Links

+ Jürgen Weber. Ehekarussell (Marriage Carousel).1978-1984. Nürnberg

+ Jürgen Goertz. Der Hase—Hommage à Dürer (The Hare—a Homage to Dürer).1984. Nürnberg

(Click to Enlarge)

nuremberg5  nuremberg2

nuremberg1  nuremberg3

nuremberg4

Hofkirche at the Residenz

At the Würzburg Residenz there is a Hofkirche (Court Chapel).  The Hofkirche has been on my mind since we we visited last week.  Since college I’ve had an interest in how thoughtful architecture (use of natural light, acoustics, scale) can influence sacred spaces, and the Residenz chapel was breathtaking.

Below are a few more photos.  The planning architect of the Hofkirche was Balthasar Neumann, a german, who designed the adjacent palace. The paintings within the Hofkirche were badly damaged by fire and water during WWII and were restored in the twenty years following the war.

(click to enlarge)

Hofkirche2  Hofkirchefull

Residenz

There is a second palace in Würzburg, called: The Residenz.

The Schönborn Bishop-Princes of Würzburg lived and hosted lavish gatherings in this building during the 18th-century.  Below is a small portion of a large ceiling fresco  on the grand staircase. The painting is 7200 sq ft, and was painted over 3 years by the Italian painter Giovanni Battista Tiepolo. It was painted in the popular style of the Italian rococo rather than in the german tradition. The scene depicts the artist’s representation of the seven continents.

Balthasar Neumann,  was the architect of the Residenz and designed the palace in a Baroque architectural style. Würzburg was his home for a portion of his life.  The Residenz is a notable work for both the architect and painter. However, it was mentioned a few times during the audio-tour that Napoleon and his companion stayed one night in the grandest room of the Residenz.

 

residenz1    residenz4

Festung Marienberg

Our apartment is really, really close to Festung Marienberg. We actually park the car against the wall of the fortress! It is an understatement to say that we were surprised by the easy access.

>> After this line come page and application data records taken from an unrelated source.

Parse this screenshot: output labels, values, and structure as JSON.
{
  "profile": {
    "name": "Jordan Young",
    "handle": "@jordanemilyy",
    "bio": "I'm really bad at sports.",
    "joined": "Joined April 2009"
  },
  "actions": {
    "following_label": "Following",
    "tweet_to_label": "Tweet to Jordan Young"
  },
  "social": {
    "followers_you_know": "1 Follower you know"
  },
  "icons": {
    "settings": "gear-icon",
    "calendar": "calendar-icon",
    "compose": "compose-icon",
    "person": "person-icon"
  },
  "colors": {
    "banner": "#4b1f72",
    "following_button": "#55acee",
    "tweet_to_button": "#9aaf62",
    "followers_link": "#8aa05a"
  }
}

The fortress is huge.  I haven’t been able to fit it completely in my camera frame yet, so the featured image is a little garden house along one of its pathways.  The surrounding green space is a city park called Landesgartenschau with walking trails, japanese gardens, and rose pavilions that are said to produce a splendor of blooms during the spring and summer. The fortress became a palace in 1600, and is today a museum.  It is one of the highest points in Würzburg and overlooks the city and surrounding valley.

marenbergsign  marien5

marien3

Würzburg sehr schön!

The most prominent geographical feature of the city of Würzburg is the Main River (pronounced ‘mine’), which stretches across Bavaria and meets the Rhine. It is situated in a river valley that produces Franconian wine.

Würzburg is so pretty.
I hesitate to say this at the risk of sounding like a travel guide, but it is a city brimming with life.  Local culture, history and geography are all present within a relatively small area.  It is a city for tourists, for pedestrians, for students, and for even those who like a bit of the good life. During the afternoon and evening, at least a hundred will convene to order a glass of wine and stand on the Alte Mainbrücke “Old Main Bridge” laughing and talking, gazing out over the river, enjoying the air and good company.

It will be easy to get used to this.

We received many recommendations to live in Würzburg.  Aside from the aforementioned benefits, there is plenty to stay busy.  Within the Altstadt “Old City” there are several historical sites, a couple of universities, shopping, nightlife, scenic walking/running areas and a giant medieval fortress which I think is super sweet. I was seriously hoping for Wü when I heard we were moving to DE. We considered a few scenarios: a) Schweinfurt, the city where Derek works b) a small german town c) Würzburg. For Derek, life in Würzburg will mean a 30-minute commute on the Autobahn each day to work (and then again home). So far it has been alright by him. It does mean a more exciting non-work life, and an amplified experience in general for both of us.

Just a short introduction to our new city; I will share more about the neighborhood and apartment soon.

Links
+ Stadt Würzburg website
+ A City Tour YouTube video
+ Marienberg Fortress, conquered once, since 710 A.D.